W.L Seaton Grade 10 students Sophie Sullivan and Jamie Kerr join other students in a province wide student walkout Wednesday morning.

Students walk out of class in protest

Students across British columbia walked out Wednesday morning in protest of the ongoing dispute between teachers and the government

Students in the Vernon School District joined in the province-wide walkout Wednesday morning to protest the ongoing dispute between teachers and the government.

At 9 a.m., Grade 10 students Sophie Sullivan and Jamie Kerr walked out the front door of W.L. Seaton secondary school, along with 20 or so other students.

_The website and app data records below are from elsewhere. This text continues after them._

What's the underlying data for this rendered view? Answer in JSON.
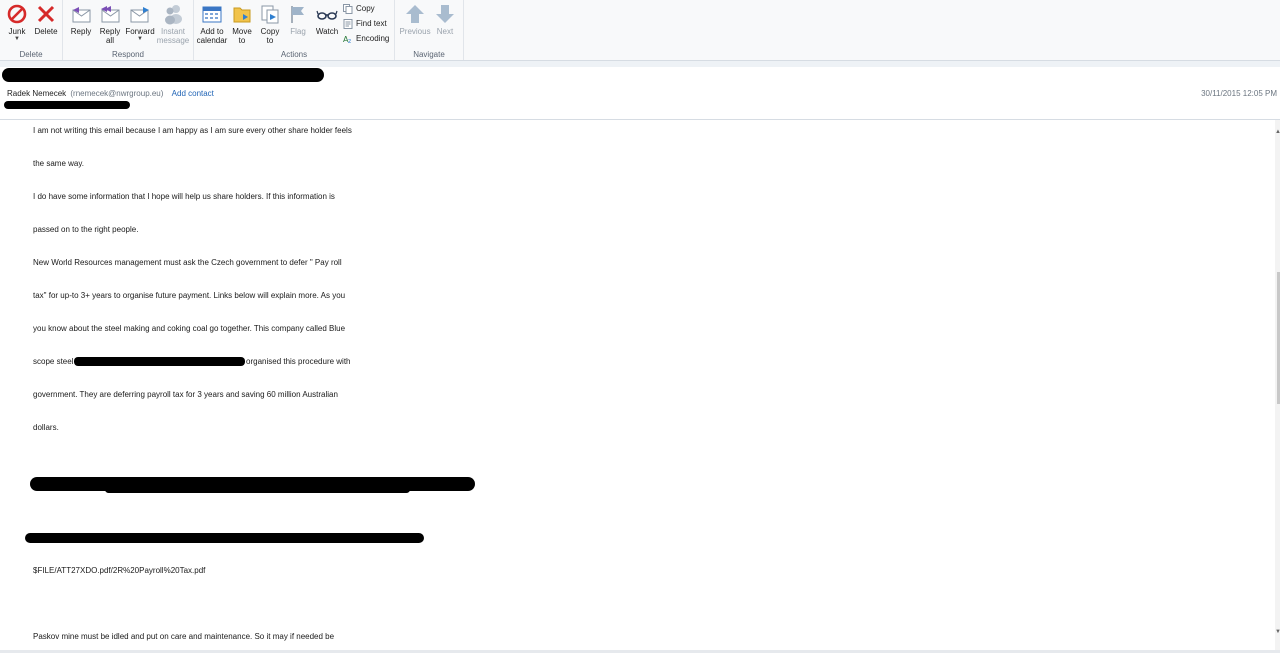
{
  "ribbon": {
    "groups": {
      "delete": "Delete",
      "respond": "Respond",
      "actions": "Actions",
      "navigate": "Navigate"
    },
    "buttons": {
      "junk": "Junk",
      "delete": "Delete",
      "reply": "Reply",
      "reply_all_1": "Reply",
      "reply_all_2": "all",
      "forward": "Forward",
      "im_1": "Instant",
      "im_2": "message",
      "add_cal_1": "Add to",
      "add_cal_2": "calendar",
      "move_1": "Move",
      "move_2": "to",
      "copy_1": "Copy",
      "copy_2": "to",
      "flag": "Flag",
      "watch": "Watch",
      "copy_small": "Copy",
      "find_text": "Find text",
      "encoding": "Encoding",
      "previous": "Previous",
      "next": "Next"
    }
  },
  "message": {
    "sender_name": "Radek Nemecek",
    "sender_email": "(rnemecek@nwrgroup.eu)",
    "add_contact": "Add contact",
    "date": "30/11/2015 12:05 PM",
    "paragraphs": [
      "I am not writing this email because I am happy as I am sure every other share holder feels",
      "the same way.",
      "I do have some information that I hope will help us share holders. If this information is",
      "passed on to the right people.",
      "New World Resources management must ask the Czech government to defer \" Pay roll",
      "tax\" for up-to 3+ years to organise future payment. Links below will explain more. As you",
      "you know about the steel making and coking coal go together. This company called Blue",
      "scope steel",
      "organised this procedure with",
      "government. They are deferring payroll tax for 3 years and saving 60 million Australian",
      "dollars.",
      "$FILE/ATT27XDO.pdf/2R%20Payroll%20Tax.pdf",
      "Paskov mine must be idled and put on care and maintenance. So it may if needed be"
    ]
  },
  "colors": {
    "accent_link": "#1f63b5",
    "ribbon_bg": "#f8f9fa",
    "redaction": "#000000"
  }
}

Carrying handmade picket signs, the students waved as cars driving along 27th Street honked in support.

“When I was in elementary school, I wasn’t much of a reader and if it hadn’t been for my teachers encouraging and supporting me, I wouldn’t be where I am today,” said Sullivan. “So we are trying to get our point across.”

The B.C.-wide walkout was spearheaded by students in the Lower Mainland in response to the dispute between the B.C. Teachers’ Federation and the provincial government. This week marked the second of rotating strikes by teachers throughout the province, with Wednesday the only day this week when strike action was not planned.

“We support our teachers, and we’ve been here every day they have been on strike but we have been caught in the middle — we are the next generation,” said Kerr. “We don’t know if we’ll even be able to do our provincial exams because they might not have teachers available to mark them.”

Sullivan said the class size and composition issue is one that concerns her. When she signed up for a French class, there were only 15 to 20 students registered.

“You need to have 25 kids, so the class was cancelled and I had to take it online,” she said. “We want to be an educated society, but this is affecting students.”

While Sullivan is hopeful for a resolution, she also feels the government is not supporting teachers.

“They enjoy the teachers being on strike because they don’t have to pay them,” she said.

Grade 9 student Tyson Reschke also walked out to show his support for teachers.

“But we don’t care who wins, we just want it to be over,” he said. “It’s all about money, the way the government is handling it isn’t the best way they could. The strike has been going on for a long time but I think the teachers’ strikes could have an effect on how the government handles things.”

As Seaton principal Jackie Kersey kept an eye on her students, she said neither the school nor the district supports students walking out of classes.

“There are two concerns with this type of action: one is student safety and the other is that they are missing classes,” she said. “This is a crucial time for students and you’ll notice there are no Grade 12s out here because they don’t want to miss classes.”

Kersey and vice-principal Melissa Yurkowski hosted a lunch-hour meeting Thursday in the school library, to give students the opportunity to learn more about the current labour dispute.

“We do appreciate that students need to have a voice, but they do have that opportunity to come to a student voice meeting to learn about labour disputes and to look at constructive ways of doing things,” said Kersey. “We hope that students who have a sincere interest in bringing attention to how this labour dispute is affecting students will join us.”

The BCTF has announced it will hold another vote Monday and Tuesday to authorize full-scale strike action. Rotating strikes are to continue next week while the strike vote is held and counted.

“If approved, this would likely mean a full-scale strike within the next two weeks,” said BCTF president Jim Iker.